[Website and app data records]

^^^^^^^^^^^^^^^^

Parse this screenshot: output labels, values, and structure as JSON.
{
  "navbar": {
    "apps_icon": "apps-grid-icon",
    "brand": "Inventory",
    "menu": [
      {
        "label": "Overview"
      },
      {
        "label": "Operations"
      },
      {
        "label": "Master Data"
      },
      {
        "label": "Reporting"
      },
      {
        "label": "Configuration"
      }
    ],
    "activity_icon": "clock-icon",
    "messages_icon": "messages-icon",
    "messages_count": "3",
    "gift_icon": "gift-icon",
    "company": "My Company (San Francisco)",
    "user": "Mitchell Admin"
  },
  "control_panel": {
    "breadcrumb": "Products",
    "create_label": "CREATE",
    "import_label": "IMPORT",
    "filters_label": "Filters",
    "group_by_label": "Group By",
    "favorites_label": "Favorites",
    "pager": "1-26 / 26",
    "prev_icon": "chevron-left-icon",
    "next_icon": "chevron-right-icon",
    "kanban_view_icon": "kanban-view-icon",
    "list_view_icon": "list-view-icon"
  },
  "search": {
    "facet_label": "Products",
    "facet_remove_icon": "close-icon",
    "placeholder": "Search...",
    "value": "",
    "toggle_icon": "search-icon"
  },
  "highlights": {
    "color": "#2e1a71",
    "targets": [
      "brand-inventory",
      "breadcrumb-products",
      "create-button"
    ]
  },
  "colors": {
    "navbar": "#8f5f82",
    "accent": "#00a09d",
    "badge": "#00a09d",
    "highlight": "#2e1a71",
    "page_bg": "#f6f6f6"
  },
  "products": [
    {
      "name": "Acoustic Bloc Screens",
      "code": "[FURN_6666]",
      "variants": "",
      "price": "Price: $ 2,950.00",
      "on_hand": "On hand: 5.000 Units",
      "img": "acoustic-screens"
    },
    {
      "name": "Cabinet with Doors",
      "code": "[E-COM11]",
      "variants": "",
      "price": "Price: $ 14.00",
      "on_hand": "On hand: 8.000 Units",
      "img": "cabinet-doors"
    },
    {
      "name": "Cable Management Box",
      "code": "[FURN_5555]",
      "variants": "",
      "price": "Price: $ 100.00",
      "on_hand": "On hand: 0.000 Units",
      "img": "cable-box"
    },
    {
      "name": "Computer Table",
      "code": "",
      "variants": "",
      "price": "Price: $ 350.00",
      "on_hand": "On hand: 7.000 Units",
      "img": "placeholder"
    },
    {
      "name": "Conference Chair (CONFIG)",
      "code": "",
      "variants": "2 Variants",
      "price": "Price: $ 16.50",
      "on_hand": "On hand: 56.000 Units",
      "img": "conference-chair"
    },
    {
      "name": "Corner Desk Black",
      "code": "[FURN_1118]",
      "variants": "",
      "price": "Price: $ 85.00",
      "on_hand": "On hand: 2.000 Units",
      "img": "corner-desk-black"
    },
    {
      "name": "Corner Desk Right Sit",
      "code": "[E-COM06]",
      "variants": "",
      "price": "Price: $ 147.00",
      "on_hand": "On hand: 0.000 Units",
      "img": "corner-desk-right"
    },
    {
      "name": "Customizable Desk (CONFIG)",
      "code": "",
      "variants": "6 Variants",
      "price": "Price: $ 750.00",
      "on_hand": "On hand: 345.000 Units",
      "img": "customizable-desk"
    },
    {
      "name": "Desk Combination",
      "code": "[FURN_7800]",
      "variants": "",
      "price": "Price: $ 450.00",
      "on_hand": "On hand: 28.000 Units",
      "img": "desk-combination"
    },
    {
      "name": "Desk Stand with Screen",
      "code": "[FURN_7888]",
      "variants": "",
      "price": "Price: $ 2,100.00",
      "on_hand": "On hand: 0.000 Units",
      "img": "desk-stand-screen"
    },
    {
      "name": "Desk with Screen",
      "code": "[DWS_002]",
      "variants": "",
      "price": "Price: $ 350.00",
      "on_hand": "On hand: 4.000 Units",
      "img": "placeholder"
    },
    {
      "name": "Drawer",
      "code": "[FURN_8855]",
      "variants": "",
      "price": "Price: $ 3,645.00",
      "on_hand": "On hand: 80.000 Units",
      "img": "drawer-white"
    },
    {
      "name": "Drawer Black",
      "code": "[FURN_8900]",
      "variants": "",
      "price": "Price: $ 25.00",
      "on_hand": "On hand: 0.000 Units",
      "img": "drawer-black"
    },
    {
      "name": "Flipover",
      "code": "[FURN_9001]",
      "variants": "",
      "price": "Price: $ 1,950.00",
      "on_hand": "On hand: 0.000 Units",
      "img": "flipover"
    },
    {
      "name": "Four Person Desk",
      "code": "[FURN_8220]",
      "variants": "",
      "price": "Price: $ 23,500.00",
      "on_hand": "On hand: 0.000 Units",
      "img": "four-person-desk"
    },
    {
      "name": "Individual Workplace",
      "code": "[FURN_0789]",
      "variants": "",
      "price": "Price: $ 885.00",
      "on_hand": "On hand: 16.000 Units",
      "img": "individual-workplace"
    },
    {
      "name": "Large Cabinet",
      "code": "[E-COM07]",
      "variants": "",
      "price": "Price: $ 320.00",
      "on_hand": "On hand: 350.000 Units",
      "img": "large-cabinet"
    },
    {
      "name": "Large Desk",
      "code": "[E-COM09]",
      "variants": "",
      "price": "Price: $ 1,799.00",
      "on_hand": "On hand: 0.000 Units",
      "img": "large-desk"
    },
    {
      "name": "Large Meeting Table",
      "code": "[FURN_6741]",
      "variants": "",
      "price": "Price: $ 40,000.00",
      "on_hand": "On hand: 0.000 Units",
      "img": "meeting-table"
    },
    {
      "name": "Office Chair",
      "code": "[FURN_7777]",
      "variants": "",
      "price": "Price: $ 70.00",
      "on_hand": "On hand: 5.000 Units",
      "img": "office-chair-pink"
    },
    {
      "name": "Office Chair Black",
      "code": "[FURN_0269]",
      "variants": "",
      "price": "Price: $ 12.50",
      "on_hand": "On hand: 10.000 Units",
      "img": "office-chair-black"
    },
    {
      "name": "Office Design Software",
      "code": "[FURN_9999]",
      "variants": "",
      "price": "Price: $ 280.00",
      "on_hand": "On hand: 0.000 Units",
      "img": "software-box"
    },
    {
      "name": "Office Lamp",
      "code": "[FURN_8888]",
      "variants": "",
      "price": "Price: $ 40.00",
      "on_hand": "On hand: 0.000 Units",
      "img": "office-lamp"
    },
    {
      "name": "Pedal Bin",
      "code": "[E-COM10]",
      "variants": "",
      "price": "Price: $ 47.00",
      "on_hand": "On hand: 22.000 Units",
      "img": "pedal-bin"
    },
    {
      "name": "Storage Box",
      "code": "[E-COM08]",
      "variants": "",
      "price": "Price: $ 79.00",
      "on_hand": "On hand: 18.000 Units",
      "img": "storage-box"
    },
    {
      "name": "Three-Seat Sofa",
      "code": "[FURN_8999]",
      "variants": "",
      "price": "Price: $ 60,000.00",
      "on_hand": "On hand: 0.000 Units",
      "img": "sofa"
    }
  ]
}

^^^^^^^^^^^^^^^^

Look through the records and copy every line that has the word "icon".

# WRITTEN SOLUTION
    "apps_icon": "apps-grid-icon",
    "activity_icon": "clock-icon",
    "messages_icon": "messages-icon",
    "gift_icon": "gift-icon",
    "prev_icon": "chevron-left-icon",
    "next_icon": "chevron-right-icon",
    "kanban_view_icon": "kanban-view-icon",
    "list_view_icon": "list-view-icon"
    "facet_remove_icon": "close-icon",
    "toggle_icon": "search-icon"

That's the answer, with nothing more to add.